Is anybody surprised that The LEGO Movie opened huge? It is the perfect storm film for today’s Hollywood: a digitally animated movie based on a video game that’s based on a toy using iconic comic-book characters. If that didn’t already fill in every blank for a successful tentpole feature, Morgan Freeman is in it. Frankly, all that’s missing is that it’s not a sequel.
There is a point here, and it is that the existence of something called The LEGO Movie, let alone its critical and commercial success, could not possibly have been predicted fifteen years ago. At that time, the traditional toy industry was struggling to figure out its place in the play world given the encroachment of video games. Back in 1999, I spoke with a gentleman named Peter Eio, who was then president of LEGO Systems, which was responsible for sales and marketing in the United States. He told me his company was eagerly grabbing the new media by the horns:

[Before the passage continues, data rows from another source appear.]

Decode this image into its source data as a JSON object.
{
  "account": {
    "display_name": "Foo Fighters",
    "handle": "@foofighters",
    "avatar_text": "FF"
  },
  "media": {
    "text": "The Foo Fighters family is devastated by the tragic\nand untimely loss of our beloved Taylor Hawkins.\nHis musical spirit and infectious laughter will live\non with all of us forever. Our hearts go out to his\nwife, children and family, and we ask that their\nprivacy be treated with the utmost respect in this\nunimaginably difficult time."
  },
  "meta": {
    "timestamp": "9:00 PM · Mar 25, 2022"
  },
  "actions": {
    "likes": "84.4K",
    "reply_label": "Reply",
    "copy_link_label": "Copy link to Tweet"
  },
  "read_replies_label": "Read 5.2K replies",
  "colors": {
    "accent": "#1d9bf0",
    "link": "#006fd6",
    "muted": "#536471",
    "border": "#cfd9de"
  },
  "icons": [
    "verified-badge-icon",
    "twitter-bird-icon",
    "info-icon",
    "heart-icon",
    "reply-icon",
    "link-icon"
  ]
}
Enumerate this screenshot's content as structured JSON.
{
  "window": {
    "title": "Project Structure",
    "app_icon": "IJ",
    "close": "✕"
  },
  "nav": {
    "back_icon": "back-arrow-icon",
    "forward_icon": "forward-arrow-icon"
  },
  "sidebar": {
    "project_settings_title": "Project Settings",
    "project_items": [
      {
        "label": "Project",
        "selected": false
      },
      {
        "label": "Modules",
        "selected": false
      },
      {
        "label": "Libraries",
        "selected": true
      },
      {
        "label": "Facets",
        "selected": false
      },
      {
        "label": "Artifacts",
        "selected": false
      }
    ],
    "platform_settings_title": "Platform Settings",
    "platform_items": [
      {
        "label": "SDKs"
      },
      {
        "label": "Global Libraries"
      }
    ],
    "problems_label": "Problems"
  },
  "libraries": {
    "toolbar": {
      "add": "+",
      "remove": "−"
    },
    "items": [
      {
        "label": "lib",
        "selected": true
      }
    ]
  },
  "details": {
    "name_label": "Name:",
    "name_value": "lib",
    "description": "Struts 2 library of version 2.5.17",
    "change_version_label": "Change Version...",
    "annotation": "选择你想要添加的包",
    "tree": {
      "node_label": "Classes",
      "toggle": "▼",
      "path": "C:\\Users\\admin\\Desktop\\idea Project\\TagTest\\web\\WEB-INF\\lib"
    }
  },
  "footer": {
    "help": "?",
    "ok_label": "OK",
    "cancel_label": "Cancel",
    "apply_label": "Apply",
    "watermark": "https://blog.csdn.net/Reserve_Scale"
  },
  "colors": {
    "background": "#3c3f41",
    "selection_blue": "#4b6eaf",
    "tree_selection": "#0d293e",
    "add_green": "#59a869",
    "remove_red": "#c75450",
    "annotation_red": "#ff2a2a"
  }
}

“Last year we launched a line called LEGO Mindstorms, and that was a move to really get into this whole market area with a product that combined traditional LEGO construction blocks with new technology. In this case, kids can build robots or vehicles and then program them on the computer with software that we provide. Then using an infrared device they can transmit those programs down into the robot or vehicle and have them respond to the programs. The vehicles include sensors and can really perform a wide array of activities. In addition to that, we are building an Internet community whereby kids can exchange not only building ideas, but actually exchange computer programs. That was really a move by us to get into that market. The second are that we’ve been involved in is establishing LEGO Media, which is involved in developing children’s CDs based on the LEGO construction toy idea. We were positively surprised how easily people were prepared to pay $200 for Mindstorms kit, but if you compare it to the video games market, people have been prepared to pay those sorts of prices for videogame consoles, and we believe that you get much more value [with Mindstorms] because you’re getting something that can really allow kids to come up with creative ideas and solutions rather than randomly pressing buttons.”
Back then, it made sense. As it turned out, however, it was not a Mindstorm that propelled the LEGO brand to such a lasting degree of prominence that a movie just had to be made from it. Instead it was a brainstorm: the decision to license such iconic properties as Batman, Star Wars, Harry Potter and Indiana Jones, and recreating their worlds as plastic, non-computerized building sets. Add to that all the video games that were made from the little blocky versions of those pop culture heroes — the very sort of button-pressing games for which Mindstorms was thought to be the antidote — and you have a pathway leading straight to the big screen.
It’s a surprise success story made one block at a time.